These goals give leaders across the business, including those in TA, the structure they need to best contribute to critical DEI-centric objectives that impact everything from company culture and the employer brand to revenue growth.
“It’s more than just a passion” for DEI leaders hired to promote diversity and inclusion, Michelle said. “It’s a skill set. It takes work, right? A leadership-level DEI practitioner and team is absolutely necessary to move the work forward in a sustainable and long-term way.”
2) Revisit your recruiting and hiring process
Attentive Chief of Staff, Recruiting Cierra Tavarez shared during Accelerate how her organization diversified the makeup of its candidate pool amid the pandemic, when the business — unlike many others globally — picked up hiring considerably.

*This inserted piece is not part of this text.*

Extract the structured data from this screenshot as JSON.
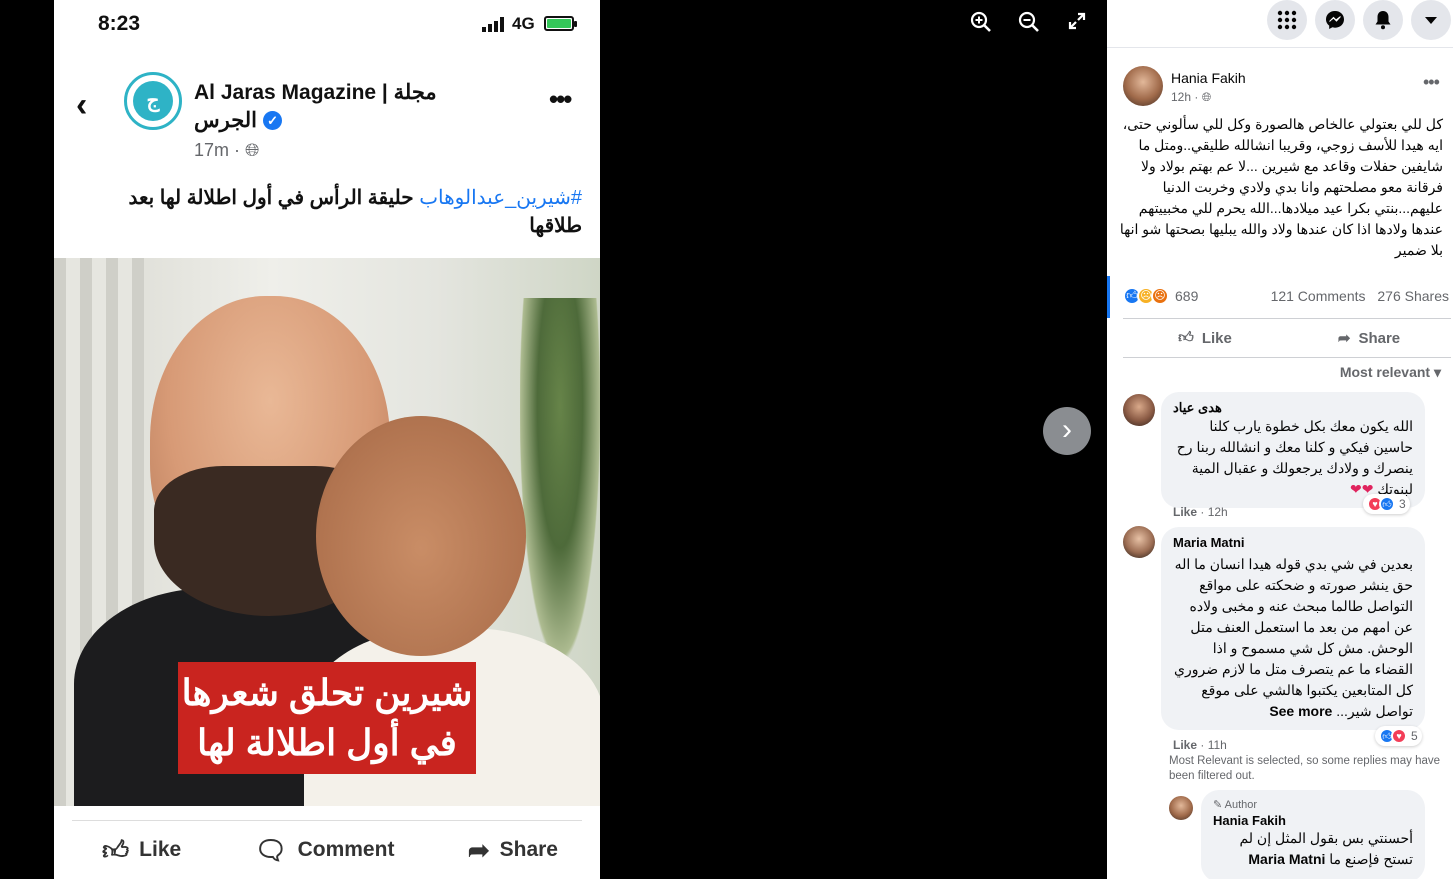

“The way that we were thinking about diversity, equity and inclusion when we were in a period of hyper-growth was really that we have [high-volume hiring goals] to hit and that created just a natural opportunity to diversify our pipelines from a recruiting perspective,” said Cierra.
“And that’s created just sort of a natural flow of underrepresented candidates into our interview processes and getting in front of diverse opportunities,” Cierra added.
3) Mandate DEI training for all employees
Diversity training entails educating employees — from the C-suite to entry-level workers — about key terms, concepts, trends and best practices tied to DEI.
As Michelle said, diversity training also raises awareness of the barriers that deter companies and their staff from driving DEI efforts forward — particularly around their recruitment of diverse candidates.
“We try really hard to make sure candidates are having an equitable experience … throughout the interview process,” Michelle said during our DEI Accelerate session.
“For us, this means giving all candidates who interview with our teams a resource guide to prep them,” Michelle added. “It also includes prep and resources on virtual interviewing, interviewing best practices, and background on our company.”
On the flip side, all interview panelists are also given clear guidance on how to ensure the interview process is inclusive, Michelle stated.
4) Create a culture of inclusivity with ERGs
Highly diverse companies have many individuals from historically underrepresented groups working at their orgs. This diverse workforce establishes a level of psychological safety for workers and encourages them to form or join employee resource groups (ERGs).
These ERGs can be for people of different genders and sexual orientations, individuals with certain disabilities, and members of specific ethnicities or races.
As Cierra relayed, though, ERGs can also be created for those with other traits or interests, like ones for working parents and those passionate about certain business fields.
For instance, Cierra noted how people of color and women in engineering at her company who join ERGs can “have a reasonable expectation that they are joining a space where they are not going to be the only one who looks like them in a room.”
Cierra added that she thinks it’s best to “devote resources to safe spaces for shared experiences.”
5) Build DEI-centric career mobility paths
At a high level, many businesses understand the need for concerted career mobility programs that give all employees a path to move into new positions on or outside their teams.
At a more granular level, orgs with strong DEI initiatives understand they must ensure equitable lateral and upward mobility for their workforce so people of diverse backgrounds have equal opportunity to grow internally.
Michelle said proactively engaging tenured diverse employees about moving into new roles can show newly hired diverse employees there is a viable career-progression course they can chart within the business to advance their careers as desired.
Consistently promoting diverse talent means “you are more likely to foster an internal environment where people of color, people of underrepresented backgrounds are likely to thrive,” said Michelle. “That’s because they see people in the position where they want to be.”
Discover the roles dedicated DEI initiatives and programs play in employee experience. Download our special 2022 State of Diversity, Equity and Inclusion Report today.